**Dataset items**
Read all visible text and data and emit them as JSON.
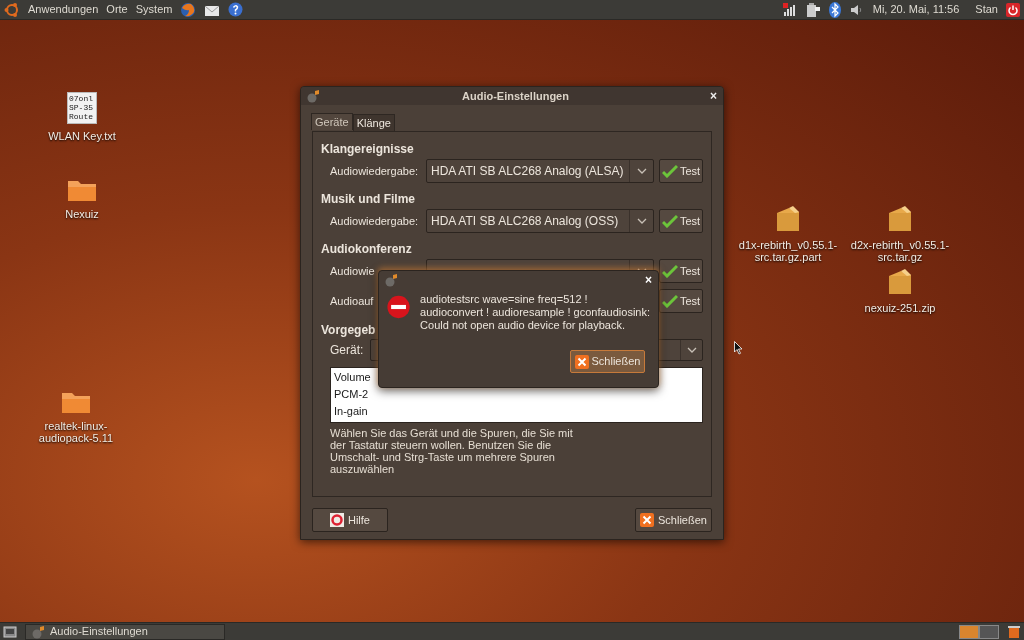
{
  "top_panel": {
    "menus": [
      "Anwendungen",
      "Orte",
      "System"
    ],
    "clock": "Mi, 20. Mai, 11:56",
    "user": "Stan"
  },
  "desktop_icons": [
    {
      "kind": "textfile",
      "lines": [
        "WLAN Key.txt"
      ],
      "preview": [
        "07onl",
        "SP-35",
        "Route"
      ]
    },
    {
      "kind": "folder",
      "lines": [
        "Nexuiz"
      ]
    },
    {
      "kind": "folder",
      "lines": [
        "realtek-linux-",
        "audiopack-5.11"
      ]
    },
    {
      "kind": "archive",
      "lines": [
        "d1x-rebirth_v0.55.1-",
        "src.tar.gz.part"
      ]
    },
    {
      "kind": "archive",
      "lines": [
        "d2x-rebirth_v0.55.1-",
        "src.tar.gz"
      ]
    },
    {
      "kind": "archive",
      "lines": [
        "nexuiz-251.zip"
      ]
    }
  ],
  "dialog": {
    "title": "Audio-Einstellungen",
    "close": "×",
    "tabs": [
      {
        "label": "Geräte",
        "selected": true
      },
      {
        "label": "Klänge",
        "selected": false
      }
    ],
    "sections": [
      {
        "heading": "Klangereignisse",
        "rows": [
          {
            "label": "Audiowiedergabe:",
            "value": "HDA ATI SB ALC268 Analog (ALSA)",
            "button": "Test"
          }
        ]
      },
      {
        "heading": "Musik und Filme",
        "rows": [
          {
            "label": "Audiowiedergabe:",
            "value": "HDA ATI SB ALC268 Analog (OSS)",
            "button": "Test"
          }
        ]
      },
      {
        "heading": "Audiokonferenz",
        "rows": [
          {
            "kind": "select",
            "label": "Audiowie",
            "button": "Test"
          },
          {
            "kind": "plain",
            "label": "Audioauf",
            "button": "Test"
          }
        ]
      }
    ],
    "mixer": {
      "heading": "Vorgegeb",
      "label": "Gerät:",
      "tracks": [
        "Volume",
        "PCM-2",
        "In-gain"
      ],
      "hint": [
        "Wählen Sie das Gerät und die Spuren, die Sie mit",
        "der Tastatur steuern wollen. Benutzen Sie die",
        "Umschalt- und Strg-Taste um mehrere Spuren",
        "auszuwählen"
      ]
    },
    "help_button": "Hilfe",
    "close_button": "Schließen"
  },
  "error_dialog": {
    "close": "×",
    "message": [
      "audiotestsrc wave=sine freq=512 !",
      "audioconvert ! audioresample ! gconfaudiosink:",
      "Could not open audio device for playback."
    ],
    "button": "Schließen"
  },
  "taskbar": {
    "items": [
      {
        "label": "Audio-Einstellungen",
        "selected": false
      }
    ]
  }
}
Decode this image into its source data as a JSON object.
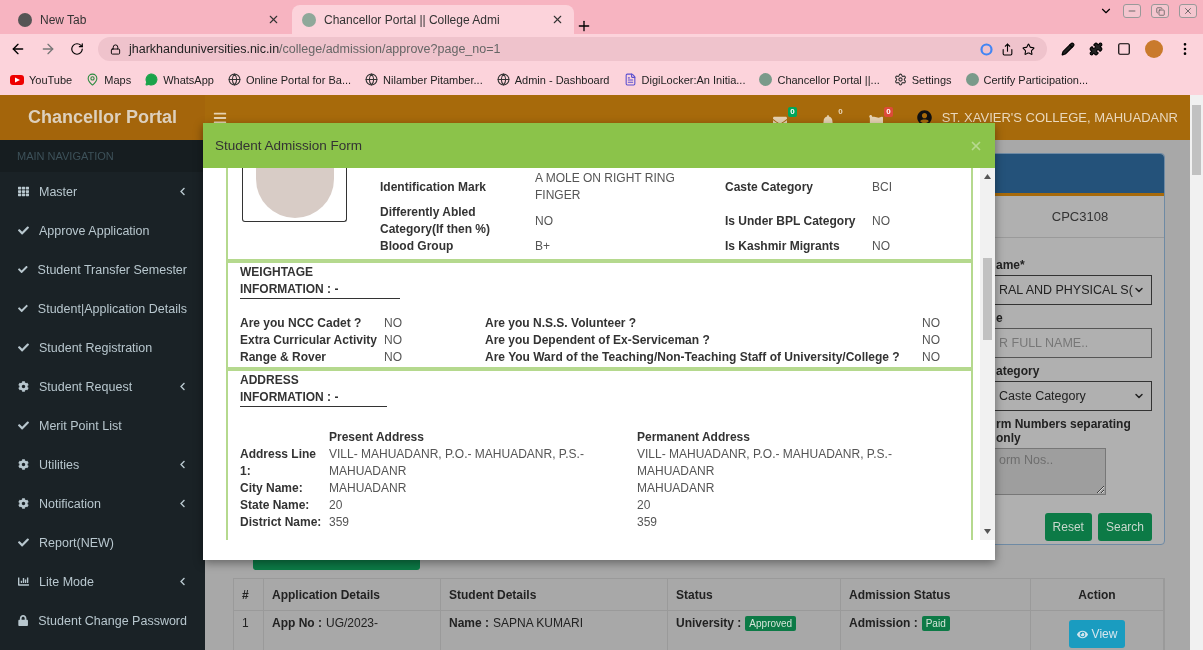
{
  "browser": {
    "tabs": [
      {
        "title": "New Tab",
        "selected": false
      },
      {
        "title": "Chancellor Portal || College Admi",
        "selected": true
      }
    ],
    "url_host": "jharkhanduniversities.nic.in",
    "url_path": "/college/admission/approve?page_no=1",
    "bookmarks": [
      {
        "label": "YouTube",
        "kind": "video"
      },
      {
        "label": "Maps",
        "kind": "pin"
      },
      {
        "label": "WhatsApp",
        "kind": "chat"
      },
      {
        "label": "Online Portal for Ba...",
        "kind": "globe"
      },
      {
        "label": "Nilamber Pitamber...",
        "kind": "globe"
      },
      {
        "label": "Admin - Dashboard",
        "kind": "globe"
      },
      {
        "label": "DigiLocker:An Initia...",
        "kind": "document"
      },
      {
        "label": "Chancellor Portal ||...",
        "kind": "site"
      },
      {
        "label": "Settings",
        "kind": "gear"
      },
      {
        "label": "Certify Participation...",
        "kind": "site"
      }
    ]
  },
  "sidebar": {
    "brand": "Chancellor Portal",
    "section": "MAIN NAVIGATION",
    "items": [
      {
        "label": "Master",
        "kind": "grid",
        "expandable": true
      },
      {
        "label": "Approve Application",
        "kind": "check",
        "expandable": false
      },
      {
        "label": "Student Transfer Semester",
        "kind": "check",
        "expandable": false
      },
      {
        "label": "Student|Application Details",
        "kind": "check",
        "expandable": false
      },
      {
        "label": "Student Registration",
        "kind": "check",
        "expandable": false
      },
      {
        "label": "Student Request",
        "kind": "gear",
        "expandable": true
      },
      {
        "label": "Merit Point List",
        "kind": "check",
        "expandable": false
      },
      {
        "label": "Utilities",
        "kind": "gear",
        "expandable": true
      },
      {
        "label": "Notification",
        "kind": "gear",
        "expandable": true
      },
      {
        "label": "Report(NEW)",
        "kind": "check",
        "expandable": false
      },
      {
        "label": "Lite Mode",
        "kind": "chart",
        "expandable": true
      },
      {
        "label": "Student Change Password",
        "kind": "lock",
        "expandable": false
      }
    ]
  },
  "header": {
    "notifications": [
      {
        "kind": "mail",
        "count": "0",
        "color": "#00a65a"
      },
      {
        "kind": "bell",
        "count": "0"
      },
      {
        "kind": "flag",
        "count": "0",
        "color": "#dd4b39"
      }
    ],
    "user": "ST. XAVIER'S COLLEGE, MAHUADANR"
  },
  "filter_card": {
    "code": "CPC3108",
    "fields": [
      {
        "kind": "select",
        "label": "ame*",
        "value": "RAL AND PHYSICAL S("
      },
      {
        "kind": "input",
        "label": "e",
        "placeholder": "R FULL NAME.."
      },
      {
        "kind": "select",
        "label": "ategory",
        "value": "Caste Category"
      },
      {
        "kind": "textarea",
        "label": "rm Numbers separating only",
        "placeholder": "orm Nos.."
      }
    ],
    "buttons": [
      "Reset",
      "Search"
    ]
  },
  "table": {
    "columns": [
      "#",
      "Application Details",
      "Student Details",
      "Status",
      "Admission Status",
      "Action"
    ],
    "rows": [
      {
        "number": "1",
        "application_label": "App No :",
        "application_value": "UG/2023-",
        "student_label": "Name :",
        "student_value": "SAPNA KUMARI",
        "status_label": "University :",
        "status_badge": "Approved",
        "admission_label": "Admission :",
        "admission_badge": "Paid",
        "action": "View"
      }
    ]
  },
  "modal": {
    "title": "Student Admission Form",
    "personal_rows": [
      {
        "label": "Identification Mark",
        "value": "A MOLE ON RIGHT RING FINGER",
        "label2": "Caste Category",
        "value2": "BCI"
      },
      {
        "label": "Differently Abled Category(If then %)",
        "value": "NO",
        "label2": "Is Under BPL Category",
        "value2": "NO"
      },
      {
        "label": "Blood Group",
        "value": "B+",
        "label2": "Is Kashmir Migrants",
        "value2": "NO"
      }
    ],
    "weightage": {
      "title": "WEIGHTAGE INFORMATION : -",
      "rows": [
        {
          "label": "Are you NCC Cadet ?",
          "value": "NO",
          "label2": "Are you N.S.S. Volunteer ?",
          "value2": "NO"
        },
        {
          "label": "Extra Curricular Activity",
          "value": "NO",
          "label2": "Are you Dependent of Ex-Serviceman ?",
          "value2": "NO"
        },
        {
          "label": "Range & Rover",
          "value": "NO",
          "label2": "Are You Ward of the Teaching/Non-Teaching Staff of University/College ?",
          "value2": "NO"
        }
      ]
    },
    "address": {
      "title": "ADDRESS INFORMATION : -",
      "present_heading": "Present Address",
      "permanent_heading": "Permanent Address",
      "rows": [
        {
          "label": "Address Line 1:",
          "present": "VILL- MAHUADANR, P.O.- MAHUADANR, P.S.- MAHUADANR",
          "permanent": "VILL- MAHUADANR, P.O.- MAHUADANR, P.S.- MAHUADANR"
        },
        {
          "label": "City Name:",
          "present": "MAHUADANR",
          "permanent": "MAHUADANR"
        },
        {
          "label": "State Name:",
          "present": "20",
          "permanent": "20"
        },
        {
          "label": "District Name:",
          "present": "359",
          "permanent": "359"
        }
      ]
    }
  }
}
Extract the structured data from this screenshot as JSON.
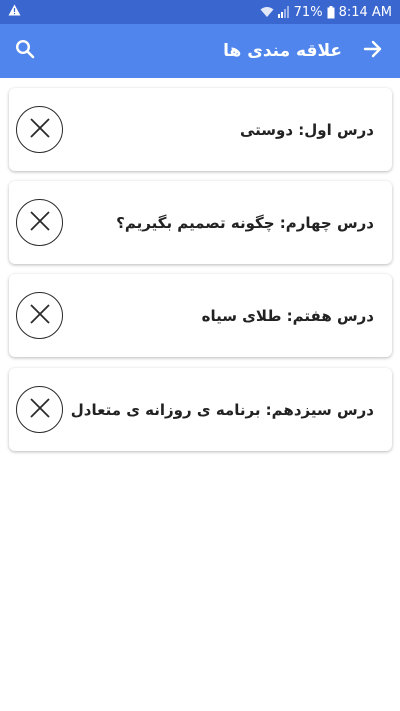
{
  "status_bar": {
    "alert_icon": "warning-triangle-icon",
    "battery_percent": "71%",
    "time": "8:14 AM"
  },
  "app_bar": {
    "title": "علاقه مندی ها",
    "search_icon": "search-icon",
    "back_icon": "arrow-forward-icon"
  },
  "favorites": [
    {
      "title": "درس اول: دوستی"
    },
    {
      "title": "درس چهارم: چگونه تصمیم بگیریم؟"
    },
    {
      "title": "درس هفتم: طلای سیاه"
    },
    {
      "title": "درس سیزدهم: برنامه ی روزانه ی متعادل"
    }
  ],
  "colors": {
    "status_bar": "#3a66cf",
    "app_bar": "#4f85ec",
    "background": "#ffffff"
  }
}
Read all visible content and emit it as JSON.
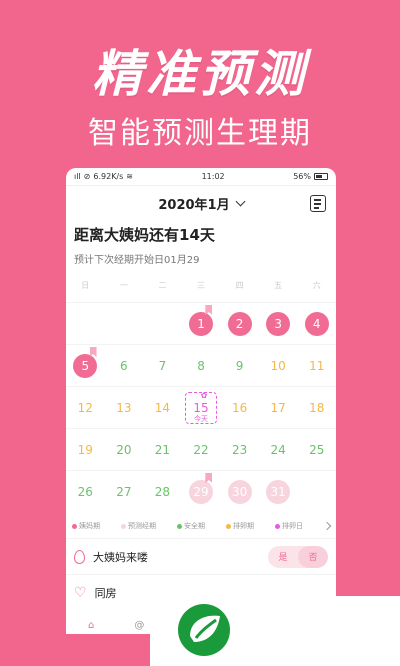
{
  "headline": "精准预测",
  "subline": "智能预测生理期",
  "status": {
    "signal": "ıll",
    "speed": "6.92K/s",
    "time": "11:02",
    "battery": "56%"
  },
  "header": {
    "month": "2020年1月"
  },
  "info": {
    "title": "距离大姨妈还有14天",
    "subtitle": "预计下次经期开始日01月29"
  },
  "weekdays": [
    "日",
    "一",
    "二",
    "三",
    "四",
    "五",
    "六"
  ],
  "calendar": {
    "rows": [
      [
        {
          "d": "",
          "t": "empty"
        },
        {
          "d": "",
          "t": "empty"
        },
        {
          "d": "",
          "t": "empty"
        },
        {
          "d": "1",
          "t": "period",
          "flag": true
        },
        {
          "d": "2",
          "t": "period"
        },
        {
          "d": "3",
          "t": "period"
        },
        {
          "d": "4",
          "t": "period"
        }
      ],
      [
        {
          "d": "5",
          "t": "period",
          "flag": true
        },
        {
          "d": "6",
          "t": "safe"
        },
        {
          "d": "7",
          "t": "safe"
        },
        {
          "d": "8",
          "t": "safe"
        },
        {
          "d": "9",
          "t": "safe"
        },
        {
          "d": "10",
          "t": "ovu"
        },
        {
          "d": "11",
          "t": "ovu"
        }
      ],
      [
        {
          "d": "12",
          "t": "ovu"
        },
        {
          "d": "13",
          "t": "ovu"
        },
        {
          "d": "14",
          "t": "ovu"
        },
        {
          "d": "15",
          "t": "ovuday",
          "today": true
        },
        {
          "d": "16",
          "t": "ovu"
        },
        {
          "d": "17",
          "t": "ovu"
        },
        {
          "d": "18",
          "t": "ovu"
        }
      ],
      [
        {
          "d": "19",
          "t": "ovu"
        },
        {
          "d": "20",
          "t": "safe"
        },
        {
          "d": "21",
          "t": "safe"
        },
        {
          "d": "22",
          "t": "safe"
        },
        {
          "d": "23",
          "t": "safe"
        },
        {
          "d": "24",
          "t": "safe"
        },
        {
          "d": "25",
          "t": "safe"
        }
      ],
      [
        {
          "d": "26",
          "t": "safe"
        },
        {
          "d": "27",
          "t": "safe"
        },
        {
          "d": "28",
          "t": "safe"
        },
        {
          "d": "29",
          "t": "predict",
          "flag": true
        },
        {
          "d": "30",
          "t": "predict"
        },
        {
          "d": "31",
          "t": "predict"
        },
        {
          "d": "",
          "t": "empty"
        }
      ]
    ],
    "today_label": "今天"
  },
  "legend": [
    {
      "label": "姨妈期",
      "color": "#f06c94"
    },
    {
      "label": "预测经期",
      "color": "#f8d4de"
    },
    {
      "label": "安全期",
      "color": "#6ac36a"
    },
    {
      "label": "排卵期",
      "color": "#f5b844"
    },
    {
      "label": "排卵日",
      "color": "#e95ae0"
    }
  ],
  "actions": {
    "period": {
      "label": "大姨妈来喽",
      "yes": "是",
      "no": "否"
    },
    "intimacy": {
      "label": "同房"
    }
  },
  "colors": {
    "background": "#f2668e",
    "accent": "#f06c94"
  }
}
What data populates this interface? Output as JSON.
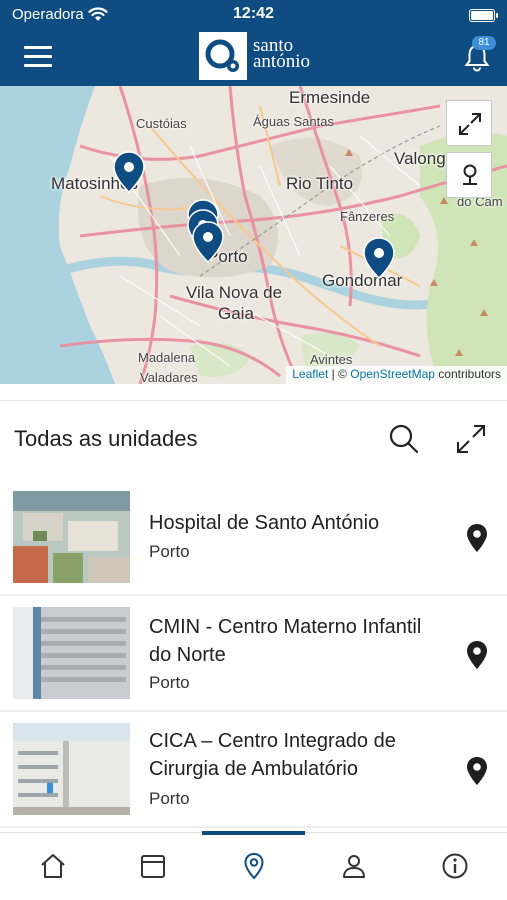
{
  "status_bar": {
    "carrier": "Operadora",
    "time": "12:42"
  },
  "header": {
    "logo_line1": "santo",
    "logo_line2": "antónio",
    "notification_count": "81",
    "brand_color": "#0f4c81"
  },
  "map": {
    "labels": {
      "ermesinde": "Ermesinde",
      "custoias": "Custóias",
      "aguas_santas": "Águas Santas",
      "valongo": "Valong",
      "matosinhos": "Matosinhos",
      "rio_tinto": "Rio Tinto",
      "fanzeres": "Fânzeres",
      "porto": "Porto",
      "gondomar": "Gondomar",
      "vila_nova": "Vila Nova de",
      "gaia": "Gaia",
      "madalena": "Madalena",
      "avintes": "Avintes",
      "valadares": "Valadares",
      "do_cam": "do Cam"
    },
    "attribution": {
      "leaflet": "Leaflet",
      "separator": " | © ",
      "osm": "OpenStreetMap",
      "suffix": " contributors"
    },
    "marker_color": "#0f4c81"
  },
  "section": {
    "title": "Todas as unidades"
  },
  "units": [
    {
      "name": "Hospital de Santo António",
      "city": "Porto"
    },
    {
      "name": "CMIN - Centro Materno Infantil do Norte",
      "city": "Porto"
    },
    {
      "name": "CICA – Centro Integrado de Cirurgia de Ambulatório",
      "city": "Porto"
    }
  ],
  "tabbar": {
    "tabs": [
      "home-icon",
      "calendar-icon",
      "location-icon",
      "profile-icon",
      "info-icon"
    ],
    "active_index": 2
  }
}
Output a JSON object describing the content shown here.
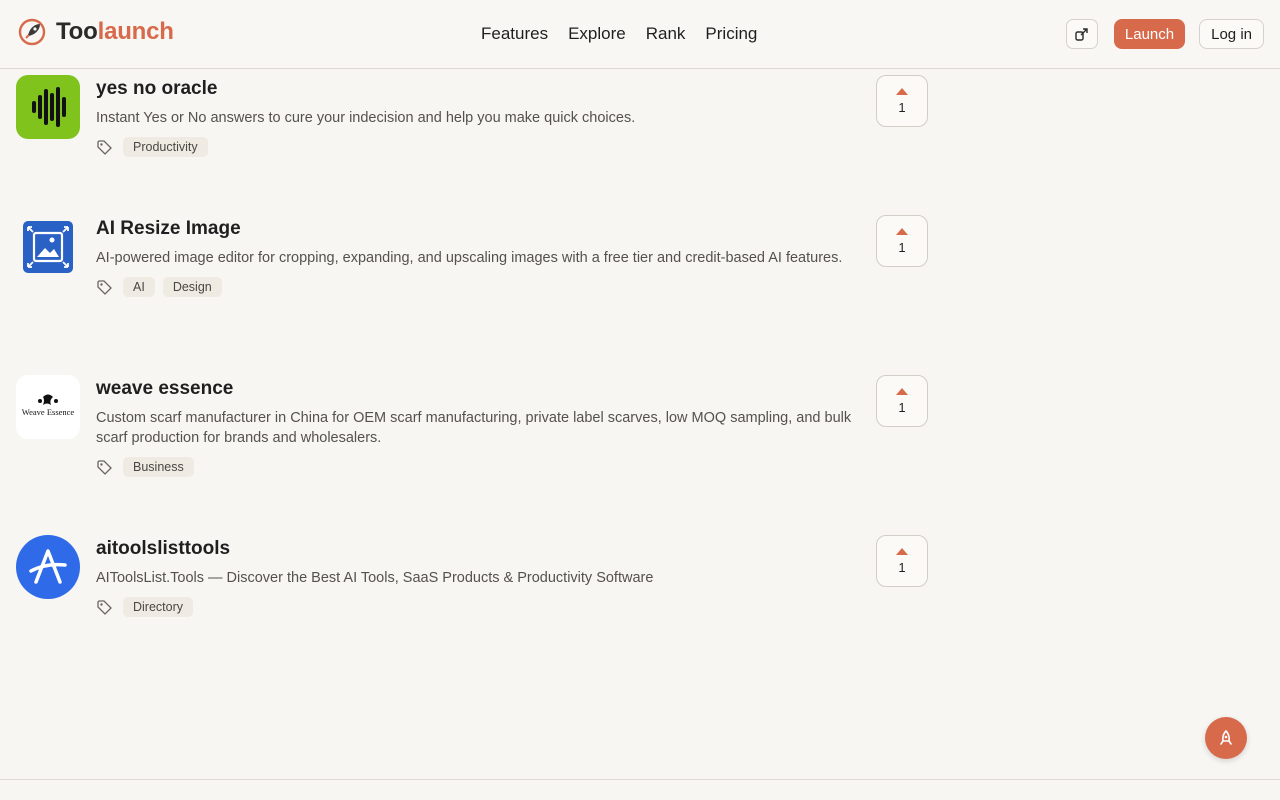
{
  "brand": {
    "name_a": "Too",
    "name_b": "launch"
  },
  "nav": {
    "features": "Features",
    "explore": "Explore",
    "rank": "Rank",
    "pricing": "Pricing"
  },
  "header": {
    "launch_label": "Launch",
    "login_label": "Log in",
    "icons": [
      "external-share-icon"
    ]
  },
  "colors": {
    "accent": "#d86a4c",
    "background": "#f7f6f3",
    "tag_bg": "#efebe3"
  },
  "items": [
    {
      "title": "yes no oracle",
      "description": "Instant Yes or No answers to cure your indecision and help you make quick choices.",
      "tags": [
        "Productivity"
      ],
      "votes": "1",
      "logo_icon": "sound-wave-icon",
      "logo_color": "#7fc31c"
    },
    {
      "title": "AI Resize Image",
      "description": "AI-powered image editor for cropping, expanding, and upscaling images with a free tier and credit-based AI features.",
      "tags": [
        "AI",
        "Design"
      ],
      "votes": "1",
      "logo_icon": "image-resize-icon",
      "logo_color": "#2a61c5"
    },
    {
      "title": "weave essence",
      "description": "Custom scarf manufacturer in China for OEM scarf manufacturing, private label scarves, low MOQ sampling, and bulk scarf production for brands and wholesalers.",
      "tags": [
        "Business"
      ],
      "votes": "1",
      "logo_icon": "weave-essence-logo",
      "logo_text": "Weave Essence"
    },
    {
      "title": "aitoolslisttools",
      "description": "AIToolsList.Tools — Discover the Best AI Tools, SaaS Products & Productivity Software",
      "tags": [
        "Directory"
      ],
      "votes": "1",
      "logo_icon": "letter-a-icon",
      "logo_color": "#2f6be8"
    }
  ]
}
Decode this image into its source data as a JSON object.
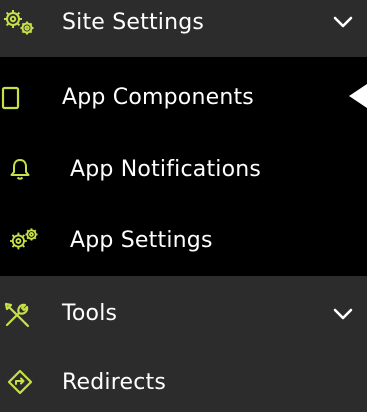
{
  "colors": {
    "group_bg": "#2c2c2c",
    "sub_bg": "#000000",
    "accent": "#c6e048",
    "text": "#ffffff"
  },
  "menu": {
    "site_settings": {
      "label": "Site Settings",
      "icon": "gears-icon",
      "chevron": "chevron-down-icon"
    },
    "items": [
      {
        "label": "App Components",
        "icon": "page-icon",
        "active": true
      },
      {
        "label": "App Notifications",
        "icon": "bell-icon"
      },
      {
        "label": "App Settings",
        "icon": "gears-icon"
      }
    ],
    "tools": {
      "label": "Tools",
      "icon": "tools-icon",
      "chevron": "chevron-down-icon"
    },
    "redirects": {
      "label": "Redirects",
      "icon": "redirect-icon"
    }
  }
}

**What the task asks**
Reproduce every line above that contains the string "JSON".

**Output for this exercise**
Read all visible text and data and emit them as JSON.
Decode this image into its source data as a JSON object.
Extract the structured data from this screenshot as JSON.
Read all visible content and emit it as JSON.
What data populates this interface? Output as JSON.
Output a JSON object describing the content shown here.
Decode this image into its source data as a JSON object.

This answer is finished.